I'm doing more of the cooking now that I'm semi-retired and only working 12 to 14 hour days and since, I'm cooking, I can exercise my preference for vegetarian food over meat. It's safer, healthier and I like it better. Adventists as a group tend to live longer than other Americans by about 6 to 10 years according to some studies.  I figure it's the lifestyle - a lifestyle that includes an emphasis on vegetarianism and eating a good diet.

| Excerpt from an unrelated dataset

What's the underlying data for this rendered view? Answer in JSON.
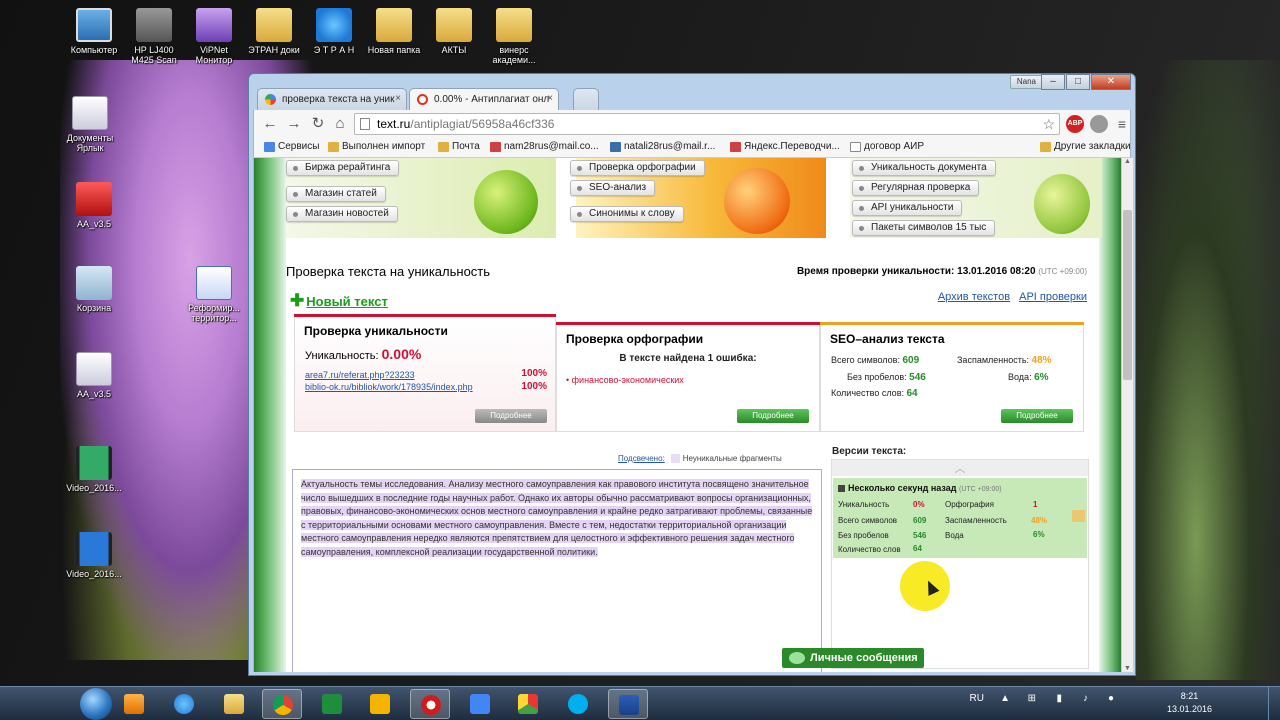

Don't get me wrong, I do like pie, especially the fruity ones that aren't too sweet and homemade ice cream is a weakness of mine. And I have to take my Sweet Baboo down for a steak once in a while or she gets cranky, but all in all it wasn't a hard thing for us to do.  We've always eaten lots of vegetables and vegetarian foods, and there are all kinds of vegetarian substitutes for meat.  You can order stuff made from tofu, soybeans, wheat gluten and other plant proteins and many of them like vege-dogs, artificial scallops, bacon and buffalo wings aren't bad. You used to have to buy them from SDA suppliers like your state's Adventist Book Center, but now you can order vege-burger and vege-chicken at Amazon.com

Also, if you don't mind a bit of work, a largely lacto-ovo vegetarian diet can be less expensive than buying steaks, fryers and chops. This week I made some gluten steaks out of wheat and white flour, some chicken seasoning and ten minutes or so of kneading by hand (my KitchenAid Mixer does the lion's share of the initial kneading of the dough).  I'll be posting a recipe soon at my Hubpages site with photographs and directions for making your own wheat gluten.  I'll put up the link here when it's done.

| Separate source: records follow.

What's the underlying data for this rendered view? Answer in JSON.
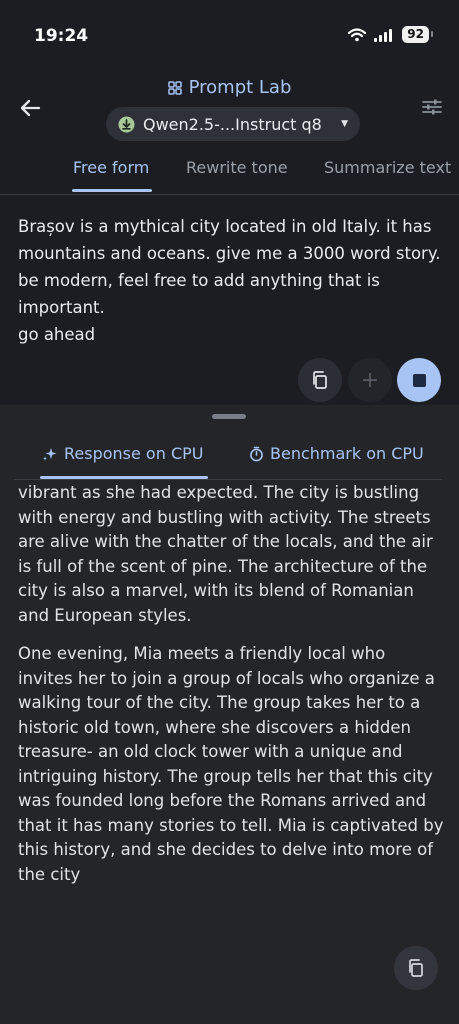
{
  "status_bar": {
    "time": "19:24",
    "battery": "92"
  },
  "header": {
    "title": "Prompt Lab",
    "model": "Qwen2.5-...Instruct q8"
  },
  "tabs": [
    {
      "label": "Free form",
      "active": true
    },
    {
      "label": "Rewrite tone",
      "active": false
    },
    {
      "label": "Summarize text",
      "active": false
    }
  ],
  "prompt": {
    "text": "Brașov is a mythical city located in old Italy. it has mountains and oceans. give me a 3000 word story. be modern, feel free to add anything that is important.\ngo ahead"
  },
  "response_tabs": [
    {
      "label": "Response on CPU",
      "active": true
    },
    {
      "label": "Benchmark on CPU",
      "active": false
    }
  ],
  "response": {
    "paragraphs": [
      "vibrant as she had expected. The city is bustling with energy and bustling with activity. The streets are alive with the chatter of the locals, and the air is full of the scent of pine. The architecture of the city is also a marvel, with its blend of Romanian and European styles.",
      "One evening, Mia meets a friendly local who invites her to join a group of locals who organize a walking tour of the city. The group takes her to a historic old town, where she discovers a hidden treasure- an old clock tower with a unique and intriguing history. The group tells her that this city was founded long before the Romans arrived and that it has many stories to tell. Mia is captivated by this history, and she decides to delve into more of the city"
    ]
  },
  "colors": {
    "accent": "#a8c4f4",
    "background": "#1b1d22",
    "sheet": "#232529"
  }
}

This summer I plan to go to some of those little pick-it-yourself fruit and vegetable farms they have up here in Washington and get some bushels of fruit and veggies to can for the winter.  We have a pressure cooker and I'm going to buy a bunch of those great old-fashioned Mason Jars.  Not only will we have good food prepared by ourselves without a lot of chemical ingredients, but we are also going to have some lovely decorative jars of stuff in our pantry this year if all goes well.  And we should have some very pleasant meals this winter. 

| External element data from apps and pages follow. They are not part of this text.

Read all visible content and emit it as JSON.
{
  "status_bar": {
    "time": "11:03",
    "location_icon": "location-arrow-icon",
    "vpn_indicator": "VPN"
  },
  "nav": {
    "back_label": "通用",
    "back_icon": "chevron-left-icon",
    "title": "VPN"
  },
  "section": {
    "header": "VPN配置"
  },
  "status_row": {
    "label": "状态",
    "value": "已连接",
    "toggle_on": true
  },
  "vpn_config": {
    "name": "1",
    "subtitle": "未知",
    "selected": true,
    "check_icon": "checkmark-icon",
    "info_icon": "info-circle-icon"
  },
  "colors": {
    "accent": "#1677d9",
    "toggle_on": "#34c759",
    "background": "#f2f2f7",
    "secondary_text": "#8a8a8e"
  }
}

I've discovered that getting old gives you an appreciation for hand-made things, whether food or decorations for your house or even well-made kitchen tools. I'm collecting stuff for my kitchen the way I've been collecting tools for my workshop.

They say that in your 50s and 60s your right brain - the creative half of your mind - begins to grow again for
the first time since you were a teenager.  It's kind of fun. Turns out the tools and telescope parts and all those unpainted toy soldiers I collected all those years may get turned into something after all.

Except for the arthritis, I'm enjoying getting to the age where I'm well-seasoned.  And even the arthritis yields itself to some creative solutions I've been trying out lately. I find I rather like ice packs and hot and cold fomentations to my joints.  And the exploration of herbal remedies has been like a treasure hunt.  That's how I found out that Aloe Vera juice and capsules help my knees work better.

How much fun is that?



- Tom